Description of the task: Look through the data that follows and copy each line with the string "will".

(Data records for software interfaces)
* * * *

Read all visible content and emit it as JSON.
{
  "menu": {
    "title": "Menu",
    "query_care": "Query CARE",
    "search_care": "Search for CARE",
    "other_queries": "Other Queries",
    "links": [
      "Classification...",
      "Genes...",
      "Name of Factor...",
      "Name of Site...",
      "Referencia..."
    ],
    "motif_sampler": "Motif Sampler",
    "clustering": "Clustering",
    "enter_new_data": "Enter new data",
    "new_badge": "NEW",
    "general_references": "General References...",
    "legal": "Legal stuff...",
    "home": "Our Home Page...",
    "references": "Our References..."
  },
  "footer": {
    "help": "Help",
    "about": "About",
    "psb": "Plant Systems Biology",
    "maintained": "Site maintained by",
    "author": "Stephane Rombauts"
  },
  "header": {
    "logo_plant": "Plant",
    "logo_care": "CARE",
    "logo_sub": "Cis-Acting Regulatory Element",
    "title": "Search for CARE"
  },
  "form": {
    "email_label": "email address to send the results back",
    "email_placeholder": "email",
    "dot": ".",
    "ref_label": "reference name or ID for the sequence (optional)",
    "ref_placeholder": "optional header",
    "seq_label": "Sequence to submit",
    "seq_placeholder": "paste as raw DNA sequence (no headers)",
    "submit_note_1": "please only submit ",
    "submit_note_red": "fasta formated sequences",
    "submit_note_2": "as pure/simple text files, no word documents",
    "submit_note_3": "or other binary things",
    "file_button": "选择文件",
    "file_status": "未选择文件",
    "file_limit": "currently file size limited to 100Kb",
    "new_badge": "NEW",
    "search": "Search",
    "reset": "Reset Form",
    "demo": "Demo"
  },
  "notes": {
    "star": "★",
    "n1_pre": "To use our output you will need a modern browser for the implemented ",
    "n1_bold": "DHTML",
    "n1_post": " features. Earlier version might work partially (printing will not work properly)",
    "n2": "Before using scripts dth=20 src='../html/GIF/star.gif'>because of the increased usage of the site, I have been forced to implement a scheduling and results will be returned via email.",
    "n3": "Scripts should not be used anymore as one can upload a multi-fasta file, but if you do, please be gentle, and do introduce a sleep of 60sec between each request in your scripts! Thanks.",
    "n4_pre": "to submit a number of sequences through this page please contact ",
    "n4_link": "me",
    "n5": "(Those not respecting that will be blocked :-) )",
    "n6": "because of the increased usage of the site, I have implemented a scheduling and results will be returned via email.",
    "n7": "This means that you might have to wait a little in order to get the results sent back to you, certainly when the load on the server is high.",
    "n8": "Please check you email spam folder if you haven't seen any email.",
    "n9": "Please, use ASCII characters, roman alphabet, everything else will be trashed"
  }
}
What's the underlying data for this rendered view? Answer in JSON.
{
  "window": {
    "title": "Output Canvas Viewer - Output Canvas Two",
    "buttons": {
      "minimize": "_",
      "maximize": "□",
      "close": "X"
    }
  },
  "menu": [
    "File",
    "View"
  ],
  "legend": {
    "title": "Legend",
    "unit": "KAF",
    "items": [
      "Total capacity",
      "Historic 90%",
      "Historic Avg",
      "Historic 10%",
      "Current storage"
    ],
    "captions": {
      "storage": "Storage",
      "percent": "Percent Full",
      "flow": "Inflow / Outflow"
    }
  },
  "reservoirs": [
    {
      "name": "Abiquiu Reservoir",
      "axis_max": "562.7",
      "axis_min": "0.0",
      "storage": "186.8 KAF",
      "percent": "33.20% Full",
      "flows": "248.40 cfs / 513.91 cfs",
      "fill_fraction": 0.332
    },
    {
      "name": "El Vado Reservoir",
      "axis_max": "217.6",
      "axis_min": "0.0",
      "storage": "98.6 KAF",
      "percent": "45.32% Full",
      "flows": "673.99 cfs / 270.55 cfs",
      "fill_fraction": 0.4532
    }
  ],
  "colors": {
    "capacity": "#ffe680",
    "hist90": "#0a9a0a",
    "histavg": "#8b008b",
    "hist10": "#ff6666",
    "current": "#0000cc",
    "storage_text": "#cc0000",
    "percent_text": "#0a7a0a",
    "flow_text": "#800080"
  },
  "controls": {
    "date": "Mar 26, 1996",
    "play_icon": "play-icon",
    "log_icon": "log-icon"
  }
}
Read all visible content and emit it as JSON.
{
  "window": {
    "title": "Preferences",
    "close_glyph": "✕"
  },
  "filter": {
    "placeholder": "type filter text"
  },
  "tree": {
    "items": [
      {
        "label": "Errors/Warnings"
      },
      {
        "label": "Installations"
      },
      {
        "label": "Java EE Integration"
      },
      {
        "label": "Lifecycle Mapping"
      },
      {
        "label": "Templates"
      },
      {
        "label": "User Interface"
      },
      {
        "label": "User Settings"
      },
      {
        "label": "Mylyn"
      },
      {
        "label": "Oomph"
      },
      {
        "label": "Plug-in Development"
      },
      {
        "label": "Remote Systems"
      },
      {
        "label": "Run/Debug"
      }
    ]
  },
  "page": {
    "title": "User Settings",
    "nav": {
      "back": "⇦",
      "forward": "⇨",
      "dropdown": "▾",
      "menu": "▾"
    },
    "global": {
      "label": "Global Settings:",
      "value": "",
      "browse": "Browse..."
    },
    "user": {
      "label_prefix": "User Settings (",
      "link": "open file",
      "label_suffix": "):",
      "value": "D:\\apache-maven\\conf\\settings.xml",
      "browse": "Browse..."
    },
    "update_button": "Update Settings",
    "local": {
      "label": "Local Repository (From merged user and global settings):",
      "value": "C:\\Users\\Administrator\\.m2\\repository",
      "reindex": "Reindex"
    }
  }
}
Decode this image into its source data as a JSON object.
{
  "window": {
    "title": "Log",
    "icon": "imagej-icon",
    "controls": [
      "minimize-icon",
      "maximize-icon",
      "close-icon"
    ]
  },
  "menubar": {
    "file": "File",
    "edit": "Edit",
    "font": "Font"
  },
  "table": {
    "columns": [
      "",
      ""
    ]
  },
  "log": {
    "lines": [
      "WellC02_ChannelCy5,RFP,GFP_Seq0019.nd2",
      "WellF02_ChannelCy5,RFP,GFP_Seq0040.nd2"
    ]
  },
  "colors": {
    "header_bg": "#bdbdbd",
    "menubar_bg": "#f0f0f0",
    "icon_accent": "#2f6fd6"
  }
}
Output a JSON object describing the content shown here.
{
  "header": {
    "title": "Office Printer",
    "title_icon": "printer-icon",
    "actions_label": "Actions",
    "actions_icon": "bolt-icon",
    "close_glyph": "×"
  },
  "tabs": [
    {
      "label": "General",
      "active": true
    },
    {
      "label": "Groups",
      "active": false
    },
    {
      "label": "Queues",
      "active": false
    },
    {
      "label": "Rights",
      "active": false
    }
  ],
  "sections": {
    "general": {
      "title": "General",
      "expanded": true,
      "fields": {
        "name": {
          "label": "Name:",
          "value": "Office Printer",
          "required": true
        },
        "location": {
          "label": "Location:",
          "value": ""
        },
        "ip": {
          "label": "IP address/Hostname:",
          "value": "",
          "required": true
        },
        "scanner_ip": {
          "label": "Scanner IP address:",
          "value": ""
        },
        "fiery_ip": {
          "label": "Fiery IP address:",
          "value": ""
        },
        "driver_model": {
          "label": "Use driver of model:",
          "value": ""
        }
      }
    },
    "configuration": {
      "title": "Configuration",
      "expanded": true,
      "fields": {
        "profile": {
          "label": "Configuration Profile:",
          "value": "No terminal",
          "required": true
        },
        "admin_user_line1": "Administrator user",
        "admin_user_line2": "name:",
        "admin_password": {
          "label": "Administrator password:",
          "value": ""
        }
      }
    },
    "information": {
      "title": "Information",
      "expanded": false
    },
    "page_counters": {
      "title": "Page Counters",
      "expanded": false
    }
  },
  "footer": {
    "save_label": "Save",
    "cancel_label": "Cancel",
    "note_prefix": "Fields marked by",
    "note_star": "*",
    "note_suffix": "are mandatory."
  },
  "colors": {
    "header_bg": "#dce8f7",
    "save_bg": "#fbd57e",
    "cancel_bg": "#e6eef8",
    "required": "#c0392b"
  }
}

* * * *

Solution to the problem:
    "n1_pre": "To use our output you will need a modern browser for the implemented ",
    "n1_post": " features. Earlier version might work partially (printing will not work properly)",
    "n2": "Before using scripts dth=20 src='../html/GIF/star.gif'>because of the increased usage of the site, I have been forced to implement a scheduling and results will be returned via email.",
    "n5": "(Those not respecting that will be blocked :-) )",
    "n6": "because of the increased usage of the site, I have implemented a scheduling and results will be returned via email.",
    "n9": "Please, use ASCII characters, roman alphabet, everything else will be trashed"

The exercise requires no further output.